While this hotel is a throwback, much else in the city looks forward, making Harbin an ideal starting point from which to understand China's ability to adapt and embrace change. But even leaving this aside, along with the city's cultural heritage, the Ice Festival alone is enough to justify the long journey - a glowing emblem of China's extraordinarily inventive and continually evolving spirit.


Getting there

China Eastern has a fare to Harbin from Sydney and Melbourne for about $770 low-season return, including tax. Fly to Shanghai (about 10hr), then to Harbin (2hr 50min). See www.flychinaeastern.com. Australians require a visa for a stay of up to 30 days.

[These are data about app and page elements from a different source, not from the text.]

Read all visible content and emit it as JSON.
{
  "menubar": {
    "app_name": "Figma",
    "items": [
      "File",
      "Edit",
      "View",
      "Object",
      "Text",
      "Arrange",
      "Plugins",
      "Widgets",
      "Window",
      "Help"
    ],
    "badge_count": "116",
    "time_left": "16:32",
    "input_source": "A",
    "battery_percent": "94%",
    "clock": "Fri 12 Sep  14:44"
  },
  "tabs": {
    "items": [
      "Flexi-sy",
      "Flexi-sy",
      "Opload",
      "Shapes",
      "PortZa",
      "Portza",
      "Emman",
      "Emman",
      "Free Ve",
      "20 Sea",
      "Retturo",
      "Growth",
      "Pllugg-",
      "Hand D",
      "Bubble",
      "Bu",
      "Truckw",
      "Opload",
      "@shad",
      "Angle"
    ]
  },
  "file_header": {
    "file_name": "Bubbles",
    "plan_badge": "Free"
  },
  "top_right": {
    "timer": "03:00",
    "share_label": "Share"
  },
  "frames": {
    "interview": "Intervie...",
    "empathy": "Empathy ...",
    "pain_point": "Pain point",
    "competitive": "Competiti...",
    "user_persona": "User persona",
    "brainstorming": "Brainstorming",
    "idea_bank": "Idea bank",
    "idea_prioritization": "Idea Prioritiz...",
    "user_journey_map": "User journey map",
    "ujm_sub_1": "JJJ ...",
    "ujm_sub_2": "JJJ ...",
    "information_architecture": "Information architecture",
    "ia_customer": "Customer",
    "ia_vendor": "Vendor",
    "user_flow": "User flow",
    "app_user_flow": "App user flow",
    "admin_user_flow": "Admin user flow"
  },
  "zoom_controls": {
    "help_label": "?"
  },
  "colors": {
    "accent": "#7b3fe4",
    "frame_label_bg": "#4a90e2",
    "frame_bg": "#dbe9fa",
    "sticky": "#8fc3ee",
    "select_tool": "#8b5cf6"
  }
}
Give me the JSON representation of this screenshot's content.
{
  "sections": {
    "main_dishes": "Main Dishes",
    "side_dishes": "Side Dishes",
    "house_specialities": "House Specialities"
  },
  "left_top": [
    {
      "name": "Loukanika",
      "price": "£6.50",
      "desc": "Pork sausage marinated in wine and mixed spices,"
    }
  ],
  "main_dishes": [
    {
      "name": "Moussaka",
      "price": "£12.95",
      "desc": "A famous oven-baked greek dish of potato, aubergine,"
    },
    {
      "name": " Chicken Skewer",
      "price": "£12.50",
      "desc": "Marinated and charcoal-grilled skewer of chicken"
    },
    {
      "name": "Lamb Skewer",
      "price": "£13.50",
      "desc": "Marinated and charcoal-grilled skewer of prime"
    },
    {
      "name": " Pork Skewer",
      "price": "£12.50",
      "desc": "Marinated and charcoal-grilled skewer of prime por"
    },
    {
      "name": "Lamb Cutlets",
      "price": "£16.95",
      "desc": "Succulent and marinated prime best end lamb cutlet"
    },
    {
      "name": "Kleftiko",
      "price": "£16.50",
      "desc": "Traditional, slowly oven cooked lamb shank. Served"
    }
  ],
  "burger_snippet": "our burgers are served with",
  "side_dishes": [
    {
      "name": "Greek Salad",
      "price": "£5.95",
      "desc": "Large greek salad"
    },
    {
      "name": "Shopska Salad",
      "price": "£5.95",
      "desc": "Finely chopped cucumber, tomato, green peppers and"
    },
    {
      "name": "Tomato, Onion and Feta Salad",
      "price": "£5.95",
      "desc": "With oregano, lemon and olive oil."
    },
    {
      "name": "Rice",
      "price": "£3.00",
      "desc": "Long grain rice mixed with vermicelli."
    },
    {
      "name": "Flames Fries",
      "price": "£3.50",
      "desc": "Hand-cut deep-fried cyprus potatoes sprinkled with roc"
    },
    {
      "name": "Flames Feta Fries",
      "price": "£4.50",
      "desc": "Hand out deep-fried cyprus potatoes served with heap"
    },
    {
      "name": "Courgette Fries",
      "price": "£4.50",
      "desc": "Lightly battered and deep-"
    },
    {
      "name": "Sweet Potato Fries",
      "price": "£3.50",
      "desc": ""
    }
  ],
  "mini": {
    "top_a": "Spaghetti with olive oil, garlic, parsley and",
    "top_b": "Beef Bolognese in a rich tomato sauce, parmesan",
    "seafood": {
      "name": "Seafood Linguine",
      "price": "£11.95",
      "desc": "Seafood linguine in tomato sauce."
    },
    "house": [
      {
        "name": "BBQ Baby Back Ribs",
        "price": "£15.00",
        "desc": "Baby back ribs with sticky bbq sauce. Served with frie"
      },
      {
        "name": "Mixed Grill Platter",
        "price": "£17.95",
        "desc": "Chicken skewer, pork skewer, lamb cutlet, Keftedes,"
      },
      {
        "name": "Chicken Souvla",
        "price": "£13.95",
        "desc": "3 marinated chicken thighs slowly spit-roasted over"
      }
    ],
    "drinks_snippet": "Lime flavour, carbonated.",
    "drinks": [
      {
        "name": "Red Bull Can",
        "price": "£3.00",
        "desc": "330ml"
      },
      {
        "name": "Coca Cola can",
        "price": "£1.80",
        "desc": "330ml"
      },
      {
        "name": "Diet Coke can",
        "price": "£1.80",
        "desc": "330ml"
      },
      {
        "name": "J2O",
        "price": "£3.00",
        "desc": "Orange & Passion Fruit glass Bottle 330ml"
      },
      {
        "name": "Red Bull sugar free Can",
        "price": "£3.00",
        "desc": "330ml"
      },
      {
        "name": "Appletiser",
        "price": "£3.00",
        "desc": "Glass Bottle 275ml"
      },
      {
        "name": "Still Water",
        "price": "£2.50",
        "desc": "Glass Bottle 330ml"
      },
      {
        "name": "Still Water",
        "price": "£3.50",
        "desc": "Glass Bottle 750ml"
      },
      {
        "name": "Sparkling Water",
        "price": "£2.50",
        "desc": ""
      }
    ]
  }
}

Staying there

Shangri-La is Harbin's finest, a five-star, 404-room hotel with English-speaking staff and great views over the river. The food is good, especially during the festival when the Ice Palace is open. Rooms cost from $157 a night. See shangri-la.com.

Sofitel Wanda is further from the Ice Festival but in the business district next to a plaza full of shops and restaurants. This 322-room hotel has a spa, pool and three restaurants, including a good Japanese one, and several fun bars. Rooms from about $145, sofitel.com.

Holiday Inn City Centre is fairly basic and has been undergoing recent refurbishments. Its main advantage is that it is in the city centre, a 15-minute walk from Zhaolin Park and the staff speak good English. Rooms from $76. See holidayinn.com/hotels.

While there

Don't miss the "winter sports" in Stalin Park, a bizarre and hilarious display of resilience as Harbin's hardiest citizens strip to their bathing suits, dive into an icy pool and roll around in the snow. 10am and 1.30pm daily; entry $3.

Harbin's subway is not expected to be finished until later this year, so the traffic is heavy all day, particularly around Central Street.

Taxis are plentiful and cheap, costing $1.30 as a starting price and then 30¢ for every kilometre after that. Taxis will stop for you (especially when it's cold) even if there are other passengers on board.

Good hotels will provide big, warm coats so check before you go, but take warm boots, plenty of thermal layers, thick gloves and a hat.

Touring there

On the Go Tours has an 11-day Chinese New Year tour beginning in Beijing that includes two days in Harbin during the ice festival. Tour costs from $1999 a person, twin share. Phone 1300 855 684; see onthegotours.com.au.

Travel Directors has a 22-day tour that combines travel in Japan and China and includes Harbin's ice festival. Tour is priced from $13,947 a person, twin share. Phone 1300 856 661; see traveldirectors.com.au.

Eating there

The Shangri-La Hotel builds its own Ice Palace during the festival and serves vodkas and hotpot dinners in igloo surroundings; the ice bar is definitely worth visiting.

The Shang Palace in the Shangri-La specialises in north-east cuisine and Cantonese home-cooking.

Shang Dong Restaurant in the Dao Li District is clean, light and airy with good, reasonably priced food, friendly staff and helpful photographs of the food. At 85 Shanghai Road, Dao Li; 8663 9333.

More information

See cnto.org.